Galen was part of the urban, Hellenic, leisured class and culture that produced the Second Sophistic. In the regimen he prescribes for a healthy way of life, and in his stories about his patients, he shows allegiance to the masculine, intellectual, and aristocratic values of the gymnasium, contrasted with the harsh deprivation of the peasant’s countryside. He identified with the class of pepaideumenoi, and positioned medicine among the “liberal arts.” He wrote widely on ethics, logic, and language, though his views on Atticism are complicated. Galen privileged classical writers (the palaioi) over more recent ones, and Hippocrates and Plato were especially central to his intellectual identity. Public demonstrations (epideixeis) and more informal debates were important in his professional life. Galen’s ambivalent position in the Roman aristocracy—a well-connected part of the imperial project, committed to the idea of Hellenic superiority—also locates him in the Second Sophistic.

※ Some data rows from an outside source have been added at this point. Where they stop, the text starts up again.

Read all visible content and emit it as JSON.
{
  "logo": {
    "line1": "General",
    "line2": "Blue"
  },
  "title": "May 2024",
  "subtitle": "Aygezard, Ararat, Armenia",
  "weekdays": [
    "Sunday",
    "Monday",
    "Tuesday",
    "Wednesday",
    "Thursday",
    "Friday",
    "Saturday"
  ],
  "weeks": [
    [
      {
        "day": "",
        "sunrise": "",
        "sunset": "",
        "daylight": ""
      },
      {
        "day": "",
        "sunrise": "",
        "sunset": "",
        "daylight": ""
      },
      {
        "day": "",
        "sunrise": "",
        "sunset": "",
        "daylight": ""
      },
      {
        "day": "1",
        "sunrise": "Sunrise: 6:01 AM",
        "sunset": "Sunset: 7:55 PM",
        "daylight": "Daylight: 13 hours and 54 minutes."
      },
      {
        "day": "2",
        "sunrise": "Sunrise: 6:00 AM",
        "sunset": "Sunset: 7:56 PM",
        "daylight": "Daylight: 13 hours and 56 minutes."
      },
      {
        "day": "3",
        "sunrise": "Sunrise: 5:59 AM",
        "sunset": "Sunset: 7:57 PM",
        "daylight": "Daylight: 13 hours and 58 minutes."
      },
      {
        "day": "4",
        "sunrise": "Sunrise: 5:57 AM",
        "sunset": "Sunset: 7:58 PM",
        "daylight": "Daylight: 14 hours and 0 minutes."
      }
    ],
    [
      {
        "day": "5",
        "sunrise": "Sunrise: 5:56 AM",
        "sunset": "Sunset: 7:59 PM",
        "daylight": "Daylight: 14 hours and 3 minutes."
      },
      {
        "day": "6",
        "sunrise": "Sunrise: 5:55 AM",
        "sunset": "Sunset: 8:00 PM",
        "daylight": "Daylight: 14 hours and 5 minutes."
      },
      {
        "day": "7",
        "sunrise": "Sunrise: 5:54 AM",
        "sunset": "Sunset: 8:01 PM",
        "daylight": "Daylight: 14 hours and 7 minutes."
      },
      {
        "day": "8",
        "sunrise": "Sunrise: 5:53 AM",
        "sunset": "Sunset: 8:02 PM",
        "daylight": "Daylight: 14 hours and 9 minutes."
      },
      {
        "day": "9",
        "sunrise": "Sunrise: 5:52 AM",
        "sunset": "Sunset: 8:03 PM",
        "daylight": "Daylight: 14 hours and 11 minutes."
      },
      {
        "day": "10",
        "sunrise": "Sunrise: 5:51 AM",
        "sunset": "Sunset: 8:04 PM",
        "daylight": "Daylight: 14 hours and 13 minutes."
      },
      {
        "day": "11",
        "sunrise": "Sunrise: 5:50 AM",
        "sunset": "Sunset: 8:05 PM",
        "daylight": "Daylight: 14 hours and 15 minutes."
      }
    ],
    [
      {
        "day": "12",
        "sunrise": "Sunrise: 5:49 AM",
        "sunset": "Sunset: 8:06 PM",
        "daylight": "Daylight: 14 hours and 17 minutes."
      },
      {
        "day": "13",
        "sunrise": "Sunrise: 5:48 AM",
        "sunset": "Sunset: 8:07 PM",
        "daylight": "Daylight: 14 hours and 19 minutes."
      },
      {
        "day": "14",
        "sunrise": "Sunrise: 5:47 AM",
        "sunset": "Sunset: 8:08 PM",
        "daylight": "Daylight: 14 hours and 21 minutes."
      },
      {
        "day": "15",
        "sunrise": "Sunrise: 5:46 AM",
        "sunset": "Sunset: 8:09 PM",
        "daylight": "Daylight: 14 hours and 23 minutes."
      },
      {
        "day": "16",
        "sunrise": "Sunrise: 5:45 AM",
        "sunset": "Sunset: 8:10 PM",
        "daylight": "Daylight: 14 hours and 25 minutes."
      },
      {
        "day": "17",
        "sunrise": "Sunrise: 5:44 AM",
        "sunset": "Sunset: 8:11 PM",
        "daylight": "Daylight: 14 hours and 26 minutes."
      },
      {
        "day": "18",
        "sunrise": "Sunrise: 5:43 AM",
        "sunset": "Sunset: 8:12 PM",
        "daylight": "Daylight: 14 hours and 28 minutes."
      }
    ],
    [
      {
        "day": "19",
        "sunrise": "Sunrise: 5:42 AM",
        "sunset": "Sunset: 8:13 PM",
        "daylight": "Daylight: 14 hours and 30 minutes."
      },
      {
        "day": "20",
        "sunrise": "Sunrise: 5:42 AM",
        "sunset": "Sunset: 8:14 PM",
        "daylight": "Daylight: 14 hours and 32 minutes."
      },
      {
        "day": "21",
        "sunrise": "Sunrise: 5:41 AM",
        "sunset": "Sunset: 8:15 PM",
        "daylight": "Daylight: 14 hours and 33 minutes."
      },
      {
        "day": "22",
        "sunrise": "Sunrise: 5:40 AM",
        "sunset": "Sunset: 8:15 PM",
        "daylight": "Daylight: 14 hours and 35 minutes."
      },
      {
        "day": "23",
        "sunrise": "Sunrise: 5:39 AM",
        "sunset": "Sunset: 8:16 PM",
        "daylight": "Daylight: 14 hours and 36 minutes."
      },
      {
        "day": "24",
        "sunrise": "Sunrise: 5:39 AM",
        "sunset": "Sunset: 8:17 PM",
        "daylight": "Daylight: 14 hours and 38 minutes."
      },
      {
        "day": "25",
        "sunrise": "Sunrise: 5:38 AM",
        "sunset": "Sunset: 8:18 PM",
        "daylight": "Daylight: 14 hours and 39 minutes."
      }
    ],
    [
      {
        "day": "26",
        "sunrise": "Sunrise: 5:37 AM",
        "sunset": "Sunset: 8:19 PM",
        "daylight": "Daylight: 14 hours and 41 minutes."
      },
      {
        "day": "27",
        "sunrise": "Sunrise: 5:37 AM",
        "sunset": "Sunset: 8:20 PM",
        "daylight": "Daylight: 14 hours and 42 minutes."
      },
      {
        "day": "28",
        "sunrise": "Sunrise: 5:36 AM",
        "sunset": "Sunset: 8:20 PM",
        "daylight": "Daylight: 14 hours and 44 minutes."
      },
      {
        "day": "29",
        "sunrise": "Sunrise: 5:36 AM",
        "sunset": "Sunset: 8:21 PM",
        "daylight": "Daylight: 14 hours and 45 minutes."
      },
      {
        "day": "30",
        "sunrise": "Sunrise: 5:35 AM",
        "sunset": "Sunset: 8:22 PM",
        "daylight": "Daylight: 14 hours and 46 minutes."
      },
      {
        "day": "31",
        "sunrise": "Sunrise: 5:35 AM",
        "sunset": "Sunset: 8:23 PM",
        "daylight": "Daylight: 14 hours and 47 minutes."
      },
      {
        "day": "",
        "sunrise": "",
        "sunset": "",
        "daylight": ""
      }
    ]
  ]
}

This article summarizes major research questions and scholarship on magic and science. It begins with a section on studies of magical tradition in past and present scholarship and some thoughts on magic and the methods used in studying magic. The next section studies ancient Jewish attitudes to medicine and healing. The article ends with a discussion of rabbinic approaches to the sciences.
This article examines the science and folklore of Greek and Roman methods of weather prediction, dividing techniques into astrometeorological practices (those that looked at the motions of the stars and planets to predict the weather) and “Theophrastan” practices (those that looked at signs on earth or in the atmosphere, from the behavior of animals to the colors of clouds). It includes some discussion of how and when the ancients thought about the causal links between both kinds of signs and the ensuing weather, and discusses the uses of weather prediction in agriculture and seafaring, and its place in ancient didactic literature.
Paul T. Keyser
It is most peculiar that there should be any such thing as Roman science, if by ancient science we mean the sort of thing Greeks did. The genius of Greek science is precisely its weak binding to specifically Greek tradition – making it more readily assimilated by other cultures. There is, however, almost no ancient analogue for assimilators of Greek science who created works of science in a language other than Greek. The genius of the Roman assimilators of Greek science stands on their desire to bring home and master the cultural products of their captives. Moreover, its practitioners shared a belief in the interpretability of the natural world (the Greek philosophers who denied that produced no science). Some practitioners absorbed data and theories from cultures such as Egypt and Babylon, creating the disciplines of alchemy and astrology. The works of M. Terentius Varro and M. Tullius Cicero, both extant and lost, more deeply assimilate and synthesise Greek science. Vitruvius stands for the transition to works composed in some way for the princeps, a genre sometimes practised by Greeks.
Laurence M.V. Totelin
This article presents an overview of the main questions in the history of Greek and Roman pharmacology and botany. It presents the actors in the transmission of pharmacological and botanical knowledge in antiquity and discusses how they established their authority through claims to expertise and effective treatments. It shows that much of that transmission occurred orally, and that attitudes toward the written word in general, and recipes in particular, were ambivalent. Next the article examines the question of efficacy from a cross-cultural and anthropological point of view. It notes that the notion of efficacy is culturally bound and asks whether it is possible to use ancient texts for bioprospecting, that is, to find “new” remedies. It calls for more collaborative studies involving historians, scientific archaeologists, and (ethno)-pharmacists.
This article initially considers the sociology of time in general. It presents a framework of four aspects of time—time frame, timing, temporality, and tempo—derived from the work of Barbara Adam, within which a sociology specifically applicable to the Greek and Roman world can be fruitfully developed. Calendrical time naturally sits within the notion of “time frame” but also evinces elements of “timing” and “temporality.” How calendars were developed so as to measure time is then discussed, with a particular focus on the increasing standardization of time, especially under the Roman Empire. Yet within that empire’s standardized Julian calendar, it is noted that local variations persisted.
Christine F. Salazar
This chapter discusses the wounds caused by warfare. Treating those who had been wounded in combat was a way of acquiring medical knowledge and of developing new surgical techniques. The majority of wounds—made by swords, spears, javelins, or arrows—will have been to the arms and legs. The most fatal were those penetrating the chest, abdomen, or head. The possible treatments for these wounds are reported. It can be stated that the medical treatment of casualties itself did not change very drastically in the roughly ten centuries between classical Greece and late antiquity, based on its reflection in medical literature. The main changes were arterial ligature, more adventurous surgery, and a trend toward polypharmacy from Hellenistic times onwards.